## WHAT TO WORK ON
Once the pictures are removed, output the remaining entries exactly as given.

(Website and app data records)
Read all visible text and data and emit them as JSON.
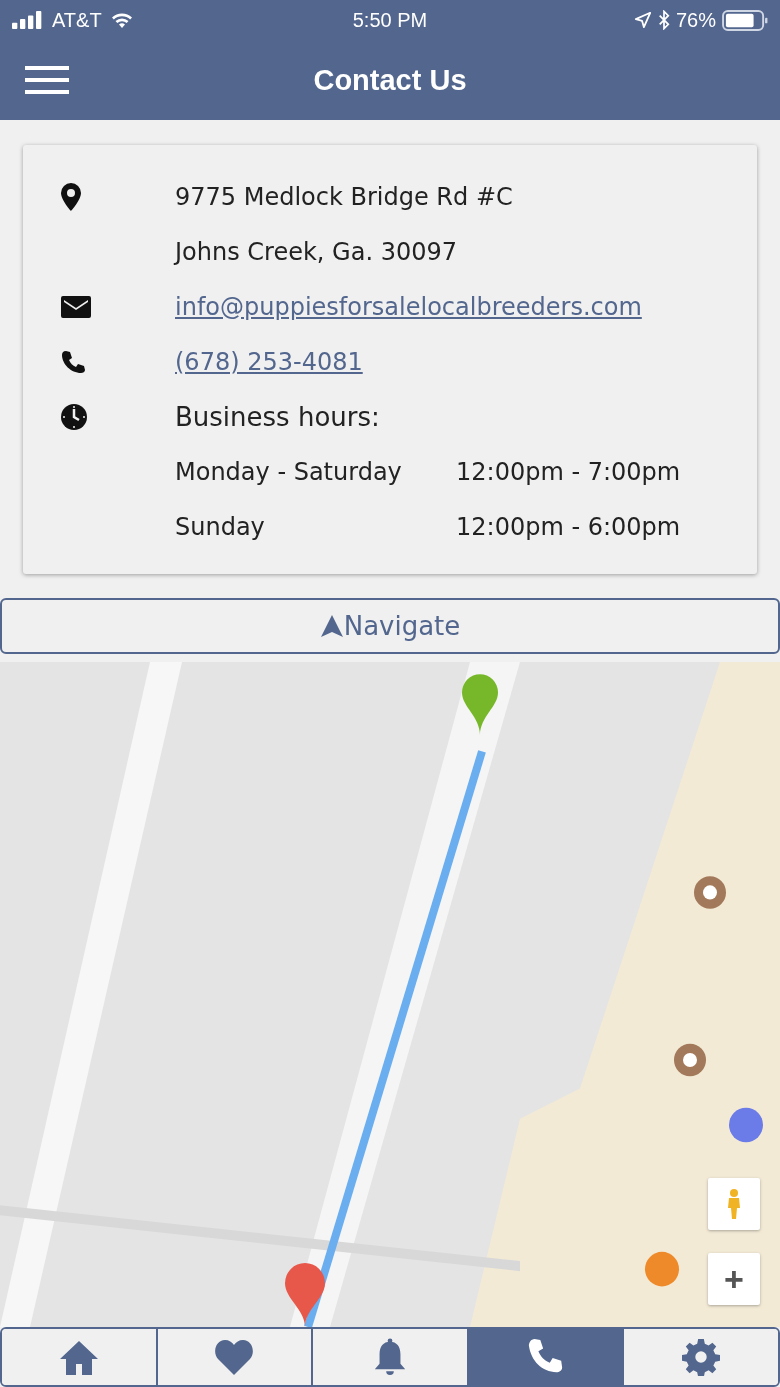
{
  "status_bar": {
    "carrier": "AT&T",
    "time": "5:50 PM",
    "battery": "76%"
  },
  "header": {
    "title": "Contact Us"
  },
  "contact": {
    "address": [
      "9775 Medlock Bridge Rd #C",
      "Johns Creek, Ga. 30097"
    ],
    "email": "info@puppiesforsalelocalbreeders.com",
    "phone": "(678) 253-4081",
    "hours_title": "Business hours:",
    "hours": [
      {
        "days": "Monday - Saturday",
        "time": "12:00pm - 7:00pm"
      },
      {
        "days": "Sunday",
        "time": "12:00pm - 6:00pm"
      }
    ]
  },
  "navigate_button": {
    "label": "Navigate"
  },
  "map": {
    "kind": "picture",
    "zoom_in": "+"
  },
  "tabs": [
    {
      "kind": "home",
      "selected": false
    },
    {
      "kind": "heart",
      "selected": false
    },
    {
      "kind": "bell",
      "selected": false
    },
    {
      "kind": "phone",
      "selected": true
    },
    {
      "kind": "gear",
      "selected": false
    }
  ]
}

## ANSWER TO THIS TASK
Read all visible text and data and emit them as JSON.
{
  "status_bar": {
    "carrier": "AT&T",
    "time": "5:50 PM",
    "battery": "76%"
  },
  "header": {
    "title": "Contact Us"
  },
  "contact": {
    "address": [
      "9775 Medlock Bridge Rd #C",
      "Johns Creek, Ga. 30097"
    ],
    "email": "info@puppiesforsalelocalbreeders.com",
    "phone": "(678) 253-4081",
    "hours_title": "Business hours:",
    "hours": [
      {
        "days": "Monday - Saturday",
        "time": "12:00pm - 7:00pm"
      },
      {
        "days": "Sunday",
        "time": "12:00pm - 6:00pm"
      }
    ]
  },
  "navigate_button": {
    "label": "Navigate"
  },
  "map": {
    "kind": "picture",
    "zoom_in": "+"
  },
  "tabs": [
    {
      "kind": "home",
      "selected": false
    },
    {
      "kind": "heart",
      "selected": false
    },
    {
      "kind": "bell",
      "selected": false
    },
    {
      "kind": "phone",
      "selected": true
    },
    {
      "kind": "gear",
      "selected": false
    }
  ]
}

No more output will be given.